Doctor of Philosophy
Civil, Construction, and Environmental Engineering
The reliability of seismic evaluation depends mainly on the ability of the analytical model to capture the structural member response under earthquake excitations accurately. In concentrically braced frames (CBFs), the hysteretic response of braces dominates the seismic behavior of the structural system. The ability to predict the inelastic brace response and its fatigue life, therefore, is an essential constituent of a dependable seismic assessment approach. In fact, when the initial design requirements for ductile concentrically braced frames were developed, and first introduced in the seismic provisions, a fatigue life prediction, predominantly for square hollow structural section (HSS) braces, was considered in the seismic response analysis of CBFs. Ever since, particularly with the rapid evolution of the design practice, several seismic studies on CBFs proposing different brace fatigue fracture life predictions have striven to quantify the impact of brace fracture on the system performance accurately and more realistically. The intention has been to comprehend the member behavior of ductile CBFs as well as to address explicitly the important issues related to design. However, the variation in the predictions of brace fracture could lead to substantially different conclusions on the post-fracture response, and thus, different seismic design recommendations.

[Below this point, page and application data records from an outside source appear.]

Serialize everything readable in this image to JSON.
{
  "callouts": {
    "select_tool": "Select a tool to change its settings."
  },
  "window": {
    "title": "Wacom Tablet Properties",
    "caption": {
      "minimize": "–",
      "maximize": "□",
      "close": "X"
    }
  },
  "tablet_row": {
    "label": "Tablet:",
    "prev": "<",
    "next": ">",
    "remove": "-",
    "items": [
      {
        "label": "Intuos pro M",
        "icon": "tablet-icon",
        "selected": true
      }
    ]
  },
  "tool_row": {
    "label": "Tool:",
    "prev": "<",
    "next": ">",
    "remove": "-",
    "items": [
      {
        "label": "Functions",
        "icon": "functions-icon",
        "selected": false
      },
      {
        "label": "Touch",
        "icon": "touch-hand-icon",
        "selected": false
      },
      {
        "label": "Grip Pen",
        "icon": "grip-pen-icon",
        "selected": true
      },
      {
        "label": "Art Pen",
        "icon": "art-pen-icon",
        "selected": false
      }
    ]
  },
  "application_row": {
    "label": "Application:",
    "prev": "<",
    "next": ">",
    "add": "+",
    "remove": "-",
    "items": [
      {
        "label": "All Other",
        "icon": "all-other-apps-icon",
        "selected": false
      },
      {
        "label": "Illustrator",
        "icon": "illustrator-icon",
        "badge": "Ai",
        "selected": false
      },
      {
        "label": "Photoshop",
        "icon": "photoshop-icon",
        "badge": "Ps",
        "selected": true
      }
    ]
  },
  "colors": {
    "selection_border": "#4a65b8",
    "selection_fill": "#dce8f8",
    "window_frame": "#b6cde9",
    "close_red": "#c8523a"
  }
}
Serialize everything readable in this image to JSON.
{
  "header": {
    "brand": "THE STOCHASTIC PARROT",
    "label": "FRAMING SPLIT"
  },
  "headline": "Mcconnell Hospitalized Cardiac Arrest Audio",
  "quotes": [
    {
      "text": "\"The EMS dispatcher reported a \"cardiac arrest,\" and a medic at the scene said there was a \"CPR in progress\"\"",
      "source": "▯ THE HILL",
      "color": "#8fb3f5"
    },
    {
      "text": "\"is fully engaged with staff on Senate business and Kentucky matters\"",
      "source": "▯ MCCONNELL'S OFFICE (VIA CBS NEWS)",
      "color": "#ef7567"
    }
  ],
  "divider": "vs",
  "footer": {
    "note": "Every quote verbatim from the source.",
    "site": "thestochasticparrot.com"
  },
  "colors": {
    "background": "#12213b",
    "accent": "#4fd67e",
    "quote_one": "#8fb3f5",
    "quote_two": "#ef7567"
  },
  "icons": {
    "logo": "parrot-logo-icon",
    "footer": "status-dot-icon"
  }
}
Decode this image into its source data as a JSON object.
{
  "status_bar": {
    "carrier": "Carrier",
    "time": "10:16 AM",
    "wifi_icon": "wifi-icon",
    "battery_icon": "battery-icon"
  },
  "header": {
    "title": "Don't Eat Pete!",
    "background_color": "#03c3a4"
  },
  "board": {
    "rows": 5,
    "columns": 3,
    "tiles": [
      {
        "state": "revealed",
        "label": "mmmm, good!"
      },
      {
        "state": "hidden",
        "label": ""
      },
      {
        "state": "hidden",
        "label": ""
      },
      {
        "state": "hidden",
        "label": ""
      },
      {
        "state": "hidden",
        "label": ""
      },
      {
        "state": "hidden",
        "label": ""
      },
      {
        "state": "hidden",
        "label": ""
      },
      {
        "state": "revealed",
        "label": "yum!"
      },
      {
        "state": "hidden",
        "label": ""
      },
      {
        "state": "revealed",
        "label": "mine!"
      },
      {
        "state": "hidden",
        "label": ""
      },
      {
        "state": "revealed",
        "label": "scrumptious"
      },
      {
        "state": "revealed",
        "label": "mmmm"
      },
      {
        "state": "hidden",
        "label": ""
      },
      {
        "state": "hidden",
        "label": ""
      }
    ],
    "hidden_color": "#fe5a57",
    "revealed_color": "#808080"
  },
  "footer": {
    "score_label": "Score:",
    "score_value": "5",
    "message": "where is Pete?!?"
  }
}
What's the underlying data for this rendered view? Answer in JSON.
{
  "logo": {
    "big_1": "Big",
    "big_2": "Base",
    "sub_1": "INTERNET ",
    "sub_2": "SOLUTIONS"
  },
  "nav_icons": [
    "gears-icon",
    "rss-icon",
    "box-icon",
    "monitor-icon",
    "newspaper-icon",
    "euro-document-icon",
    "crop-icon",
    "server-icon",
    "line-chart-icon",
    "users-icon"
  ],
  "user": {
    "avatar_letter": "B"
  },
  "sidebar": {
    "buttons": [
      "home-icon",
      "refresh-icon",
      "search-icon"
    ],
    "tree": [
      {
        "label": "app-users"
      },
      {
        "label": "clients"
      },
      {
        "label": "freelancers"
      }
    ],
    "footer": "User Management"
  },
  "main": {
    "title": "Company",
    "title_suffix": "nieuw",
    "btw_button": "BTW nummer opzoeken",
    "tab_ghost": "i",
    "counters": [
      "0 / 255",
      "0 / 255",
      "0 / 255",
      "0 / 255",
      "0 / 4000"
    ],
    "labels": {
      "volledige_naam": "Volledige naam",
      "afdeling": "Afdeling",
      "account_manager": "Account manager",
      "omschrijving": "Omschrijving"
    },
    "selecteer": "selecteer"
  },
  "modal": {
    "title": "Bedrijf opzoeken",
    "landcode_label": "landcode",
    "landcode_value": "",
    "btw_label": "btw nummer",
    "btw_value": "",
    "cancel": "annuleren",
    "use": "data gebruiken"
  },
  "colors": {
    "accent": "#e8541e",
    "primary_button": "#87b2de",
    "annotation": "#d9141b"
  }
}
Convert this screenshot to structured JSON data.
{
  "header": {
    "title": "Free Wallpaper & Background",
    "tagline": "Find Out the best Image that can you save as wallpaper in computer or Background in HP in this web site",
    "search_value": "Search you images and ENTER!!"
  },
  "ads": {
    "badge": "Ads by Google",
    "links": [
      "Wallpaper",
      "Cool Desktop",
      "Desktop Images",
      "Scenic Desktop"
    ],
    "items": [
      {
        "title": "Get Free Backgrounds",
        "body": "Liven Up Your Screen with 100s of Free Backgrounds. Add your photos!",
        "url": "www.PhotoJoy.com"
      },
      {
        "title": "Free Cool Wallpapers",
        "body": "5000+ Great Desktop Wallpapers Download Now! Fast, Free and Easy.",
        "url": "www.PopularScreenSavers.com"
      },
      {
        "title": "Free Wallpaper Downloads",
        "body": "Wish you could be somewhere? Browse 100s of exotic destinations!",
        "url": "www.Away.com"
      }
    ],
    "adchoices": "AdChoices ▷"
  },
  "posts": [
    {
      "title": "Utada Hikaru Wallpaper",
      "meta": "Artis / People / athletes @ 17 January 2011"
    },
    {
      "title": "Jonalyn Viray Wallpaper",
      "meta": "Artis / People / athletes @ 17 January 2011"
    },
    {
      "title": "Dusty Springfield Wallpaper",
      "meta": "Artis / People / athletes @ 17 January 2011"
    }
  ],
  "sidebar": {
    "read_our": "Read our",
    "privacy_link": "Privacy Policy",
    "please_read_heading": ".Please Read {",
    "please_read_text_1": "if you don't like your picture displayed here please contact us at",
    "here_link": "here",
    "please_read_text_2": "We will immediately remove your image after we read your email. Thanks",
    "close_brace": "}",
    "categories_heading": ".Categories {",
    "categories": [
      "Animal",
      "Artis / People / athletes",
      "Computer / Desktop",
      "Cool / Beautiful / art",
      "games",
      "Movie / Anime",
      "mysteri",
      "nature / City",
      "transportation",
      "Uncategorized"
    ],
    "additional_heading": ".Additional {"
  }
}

The research presented in this dissertation focused first on evaluating current brace fatigue life predictive models by comparing them with a comprehensive database of laboratory-tested steel braces and inspected their reliability by post-fracture seismic analyses. The study finds that existing ductility-based empirical models and strain-related fiber models were unable to predict fractures observed in laboratory tests. Accordingly, extensive research was undertaken to develop a practical, yet reliable, fatigue life model to predict the fracture life of square HSS accurately. In this research, a three-stage fatigue process concept was proposed, capable of predicting fracture initiation, fracture propagation, and partial or complete separation of bracings made of square HSS. The fracturing process concept is consistent with the fracture observed during experimental tests, and it provides a much-improved tool for numerical simulations of the post-fracture response of CBFs. Further, using the developed fatigue life prediction, the post-fracture seismic demands, for the first time in the literature, on column splices in CBFs was evaluated. This research finds that splices in ductile CBFs are vulnerable to undergo inelastic deformations when brace fracture occurs, as oppose to the intended design objective. The fundamental findings of this dissertation imply the need for mitigating the seismic risk of braces in existing CBFs along with more stringent requirements on the design and detailing of new braced frame buildings.
Faytarouni, Mahmoud, "Fracture risk of braces in ductile concentrically braced frames" (2020). Graduate Theses and Dissertations. 17910.
Available for download on Wednesday, June 15, 2022